My pet theory is that homeopathy is a form of middle class rebellion (OK, the Queen uses it, so it’s not exclusively middle class. But I’d love to know how many truly working class homeopathic adherents there are). That Kent study found that less than 1 per cent of the PCT population use homeopathy services, and the majority of those people were in Royal Tunbridge Wells (which has one of the country’s biggest homeopathic pharmacies. I’ve been there. It’s extraordinary). So I suspect it’s the affluent’s way of kicking against the boring, predictable, rational and entirely explicable world that they live in. It makes them feel a little bit edgy and dangerous. They don’t smoke cannabis any more, and they don’t have the courage to take up their friend’s offer to join the local coven. Homeopathy is just crazy enough for them to feel they’ve still got that punkish attitude they had in their teens.
But that’s not really the point of this post. Pet theories aside, I’m hoping this post will go some way to letting people know where I stand. I understand the confusion. The review of my book in Physics World was the only place that noted my dilemma over homeopathy: “about half of the people criticizing his book thought he’d been horribly unkind to homeopathy, while the other half savaged him for not being unkind enough.” You can’t please everyone.
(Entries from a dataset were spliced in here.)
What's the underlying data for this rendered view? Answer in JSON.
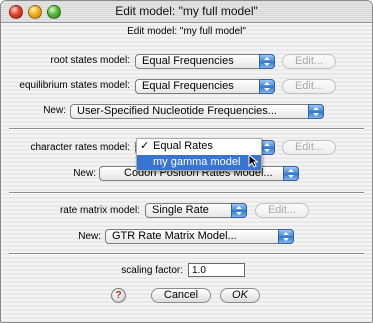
{
  "window": {
    "title": "Edit model: \"my full model\""
  },
  "dialog": {
    "subtitle": "Edit model: \"my full model\""
  },
  "root": {
    "label": "root states model:",
    "value": "Equal Frequencies",
    "edit": "Edit..."
  },
  "equilibrium": {
    "label": "equilibrium states model:",
    "value": "Equal Frequencies",
    "edit": "Edit..."
  },
  "new1": {
    "label": "New:",
    "value": "User-Specified Nucleotide Frequencies..."
  },
  "charrates": {
    "label": "character rates model:",
    "value": "Equal Rates",
    "edit": "Edit..."
  },
  "charrates_menu": {
    "items": [
      "Equal Rates",
      "my gamma model"
    ],
    "selected_index": 0,
    "check": "✓"
  },
  "new2": {
    "label": "New:",
    "value": "Codon Position Rates Model..."
  },
  "ratematrix": {
    "label": "rate matrix model:",
    "value": "Single Rate",
    "edit": "Edit..."
  },
  "new3": {
    "label": "New:",
    "value": "GTR Rate Matrix Model..."
  },
  "scaling": {
    "label": "scaling factor:",
    "value": "1.0"
  },
  "buttons": {
    "help": "?",
    "cancel": "Cancel",
    "ok": "OK"
  },
  "colors": {
    "accent": "#3a74d2",
    "popup_arrow": "#2d74cf"
  }
}
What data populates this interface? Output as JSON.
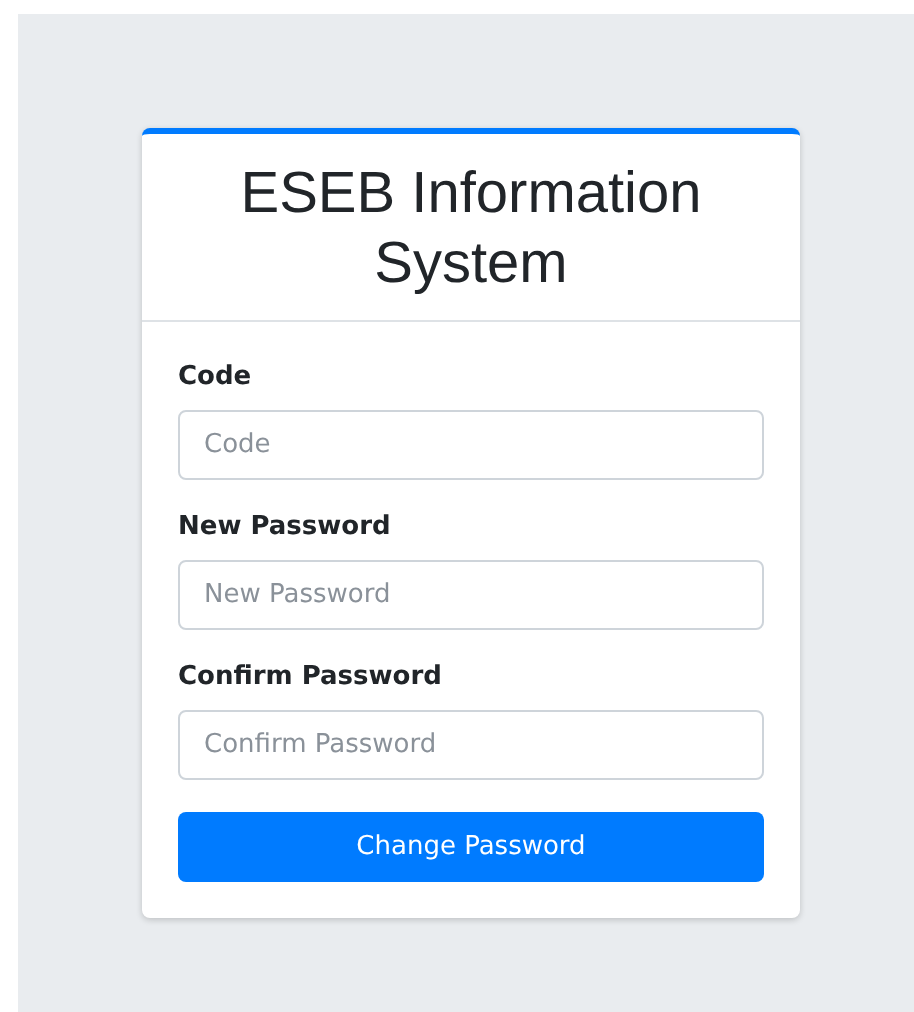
{
  "card": {
    "title": "ESEB Information System",
    "fields": [
      {
        "label": "Code",
        "placeholder": "Code"
      },
      {
        "label": "New Password",
        "placeholder": "New Password"
      },
      {
        "label": "Confirm Password",
        "placeholder": "Confirm Password"
      }
    ],
    "button": "Change Password"
  }
}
Sometimes you please no one. I get it. Do I think homeopathy should be available on the NHS? No, I don’t. Not any more. OK?